0
$\begingroup$

I am wanting to show that $(A\cup B)-B\subseteq A$ by using Fitch Notation. I think it would be as follows. Would this be correct? I am unsure as to to label the assumption step and conditional introduction. $$\def\ftc#1#2{\quad\begin{array}{|l}#1\\\hline #2\end{array}}\ftc{}{\vdots\\\ftc{1.~(x\in A\lor x\in B)\land x\notin B\hspace{11ex}\textsf{Assumption}}{2.~(x\in A\lor x\in B)\hspace{20ex}\textsf{1, Simplification}\\3.~x\notin B\hspace{30.5ex}\textsf{1, Simplification}\\4.~x\in A\hspace{30.5ex}\textsf{2, 3, Disjunctive Sylogism}}\\5.~((x\in A\lor x\in B)\land x\notin B)\to x\in A\hspace{3.5ex}\textsf{1-4, Conditional Introduction}}$$
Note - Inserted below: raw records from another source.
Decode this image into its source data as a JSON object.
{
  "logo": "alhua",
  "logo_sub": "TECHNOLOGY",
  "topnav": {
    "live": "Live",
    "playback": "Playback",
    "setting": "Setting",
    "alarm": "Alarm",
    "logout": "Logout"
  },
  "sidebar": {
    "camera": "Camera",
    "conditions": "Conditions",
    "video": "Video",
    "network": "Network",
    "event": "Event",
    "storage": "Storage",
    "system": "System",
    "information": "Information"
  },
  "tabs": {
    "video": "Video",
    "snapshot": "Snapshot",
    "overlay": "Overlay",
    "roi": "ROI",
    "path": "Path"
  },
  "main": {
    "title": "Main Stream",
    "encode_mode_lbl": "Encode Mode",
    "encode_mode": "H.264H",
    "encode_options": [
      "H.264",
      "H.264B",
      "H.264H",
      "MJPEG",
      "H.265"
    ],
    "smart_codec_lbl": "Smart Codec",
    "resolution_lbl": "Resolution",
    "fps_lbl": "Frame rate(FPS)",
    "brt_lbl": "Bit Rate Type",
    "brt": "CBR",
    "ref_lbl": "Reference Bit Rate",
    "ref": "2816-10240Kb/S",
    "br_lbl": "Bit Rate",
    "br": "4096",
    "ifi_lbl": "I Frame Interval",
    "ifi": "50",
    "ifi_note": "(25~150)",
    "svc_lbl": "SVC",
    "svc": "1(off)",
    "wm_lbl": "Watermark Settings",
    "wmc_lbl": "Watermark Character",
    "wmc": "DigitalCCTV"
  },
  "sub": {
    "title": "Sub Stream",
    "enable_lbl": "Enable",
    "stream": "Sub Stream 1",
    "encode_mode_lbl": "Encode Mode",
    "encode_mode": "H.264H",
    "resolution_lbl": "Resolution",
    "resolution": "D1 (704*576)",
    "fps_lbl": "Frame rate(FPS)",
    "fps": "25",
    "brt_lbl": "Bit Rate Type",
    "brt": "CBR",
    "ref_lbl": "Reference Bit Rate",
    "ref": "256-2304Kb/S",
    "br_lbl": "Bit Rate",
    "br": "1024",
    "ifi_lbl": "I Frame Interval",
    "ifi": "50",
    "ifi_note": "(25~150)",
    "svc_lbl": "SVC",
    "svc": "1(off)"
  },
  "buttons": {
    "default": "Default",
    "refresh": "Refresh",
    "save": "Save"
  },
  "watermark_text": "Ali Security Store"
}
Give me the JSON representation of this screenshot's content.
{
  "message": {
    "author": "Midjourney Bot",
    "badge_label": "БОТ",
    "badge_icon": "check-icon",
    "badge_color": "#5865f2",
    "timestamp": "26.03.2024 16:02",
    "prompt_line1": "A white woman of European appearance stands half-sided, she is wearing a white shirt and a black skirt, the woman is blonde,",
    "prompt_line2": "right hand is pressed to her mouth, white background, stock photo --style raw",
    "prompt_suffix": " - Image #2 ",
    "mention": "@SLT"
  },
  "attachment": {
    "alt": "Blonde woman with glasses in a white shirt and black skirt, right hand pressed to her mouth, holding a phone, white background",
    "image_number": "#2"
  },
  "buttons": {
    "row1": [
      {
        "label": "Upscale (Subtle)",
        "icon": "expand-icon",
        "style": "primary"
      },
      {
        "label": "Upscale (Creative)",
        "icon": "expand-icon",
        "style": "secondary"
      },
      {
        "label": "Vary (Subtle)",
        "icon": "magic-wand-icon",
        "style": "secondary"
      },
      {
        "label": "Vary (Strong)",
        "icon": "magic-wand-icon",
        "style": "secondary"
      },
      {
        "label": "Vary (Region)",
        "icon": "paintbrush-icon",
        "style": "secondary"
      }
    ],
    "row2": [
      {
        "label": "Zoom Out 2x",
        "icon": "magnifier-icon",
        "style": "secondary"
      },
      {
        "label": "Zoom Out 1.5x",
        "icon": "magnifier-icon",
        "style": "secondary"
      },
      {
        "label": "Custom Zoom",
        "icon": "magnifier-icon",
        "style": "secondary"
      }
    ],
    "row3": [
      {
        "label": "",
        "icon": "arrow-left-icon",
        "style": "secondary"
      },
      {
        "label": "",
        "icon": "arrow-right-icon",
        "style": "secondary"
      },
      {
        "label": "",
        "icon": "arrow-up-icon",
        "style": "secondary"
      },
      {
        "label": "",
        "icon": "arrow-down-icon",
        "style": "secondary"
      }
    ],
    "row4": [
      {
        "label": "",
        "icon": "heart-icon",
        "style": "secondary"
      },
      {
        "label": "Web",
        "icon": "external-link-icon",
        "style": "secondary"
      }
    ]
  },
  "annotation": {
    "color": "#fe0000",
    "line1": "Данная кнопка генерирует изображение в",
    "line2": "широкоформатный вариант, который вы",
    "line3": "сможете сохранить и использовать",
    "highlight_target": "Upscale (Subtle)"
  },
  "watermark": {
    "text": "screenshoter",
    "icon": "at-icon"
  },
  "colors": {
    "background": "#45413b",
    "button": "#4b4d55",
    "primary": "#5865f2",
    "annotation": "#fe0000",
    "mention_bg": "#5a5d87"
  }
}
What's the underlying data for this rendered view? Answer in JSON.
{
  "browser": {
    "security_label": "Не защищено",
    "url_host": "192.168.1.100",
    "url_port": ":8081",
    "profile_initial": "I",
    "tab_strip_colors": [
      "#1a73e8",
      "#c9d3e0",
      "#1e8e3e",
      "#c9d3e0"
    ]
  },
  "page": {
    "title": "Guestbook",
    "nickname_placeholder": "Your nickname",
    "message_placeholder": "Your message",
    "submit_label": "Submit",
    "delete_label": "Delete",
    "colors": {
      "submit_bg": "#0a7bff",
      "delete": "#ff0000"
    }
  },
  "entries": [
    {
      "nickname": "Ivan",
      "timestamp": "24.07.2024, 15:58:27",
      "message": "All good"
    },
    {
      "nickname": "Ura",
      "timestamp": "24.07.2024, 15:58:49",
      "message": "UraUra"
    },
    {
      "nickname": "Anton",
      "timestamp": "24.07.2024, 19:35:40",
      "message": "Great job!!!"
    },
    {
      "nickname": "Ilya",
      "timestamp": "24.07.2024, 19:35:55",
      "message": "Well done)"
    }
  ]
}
$\endgroup$
  • $\begingroup$ Yes, that all looks correct! $\endgroup$ – Bram28 May 31 '17 at 17:47
  • $\begingroup$ Is the assumption fine with the scope line without any preceding premises? That was one thing I was worried about. I apologize that it is a picture and not coded out. I would code it out, but those lines are hard to code. $\endgroup$ – W. G. May 31 '17 at 17:50
  • $\begingroup$ @Bram28 I appreciate you looking at it! $\endgroup$ – W. G. May 31 '17 at 17:52
  • $\begingroup$ Yes, you can start a proof with a subproof, that's fine. ... So you created this picture by hand, and not with a prover? In fact, Fitch systems typically only have INtroduction and Elimination rules, so do you have Disjunctive Syllogism available as a 1-step rule? $\endgroup$ – Bram28 May 31 '17 at 17:56
  • $\begingroup$ Yes, it is a pain. What is that? As for disjunctive syllogism as a one step rule, I just use this site en.wikipedia.org/wiki/List_of_rules_of_inference $\endgroup$ – W. G. May 31 '17 at 17:57
3
$\begingroup$

I coded it up in the Fitch prover I like to use:

enter image description here

I used variables $y$ and $z$ instead of $A$ and $B$, so this proves it for any sets $A$ and $B$, but otherwise it is exactly your proof (and, as you can see by the checkmarks, the system accepted the proof!). The $DS 2$ is Disjunctive Syllogism, proven elsewhere:

enter image description here

Please note though that different proof systems have different rules, so in a different system than the one I use here, the proof may look slightly different (e.g. not every system uses the explicit contradiction symbol $\bot$)

$\endgroup$
  • $\begingroup$ Whats the name of that prover? If its free I wouldn't mind downloading it myself. $\endgroup$ – user400188 Jun 1 '17 at 4:26
  • $\begingroup$ @user400188 It's aptly named 'Fitch', but it's not free. It comes with the commercial book and software package called 'Language, Proof, and Logic'. $\endgroup$ – Bram28 Jun 1 '17 at 16:51

Your Answer

By clicking “Post Your Answer”, you agree to our terms of service, privacy policy and cookie policy

Not the answer you're looking for? Browse other questions tagged or ask your own question.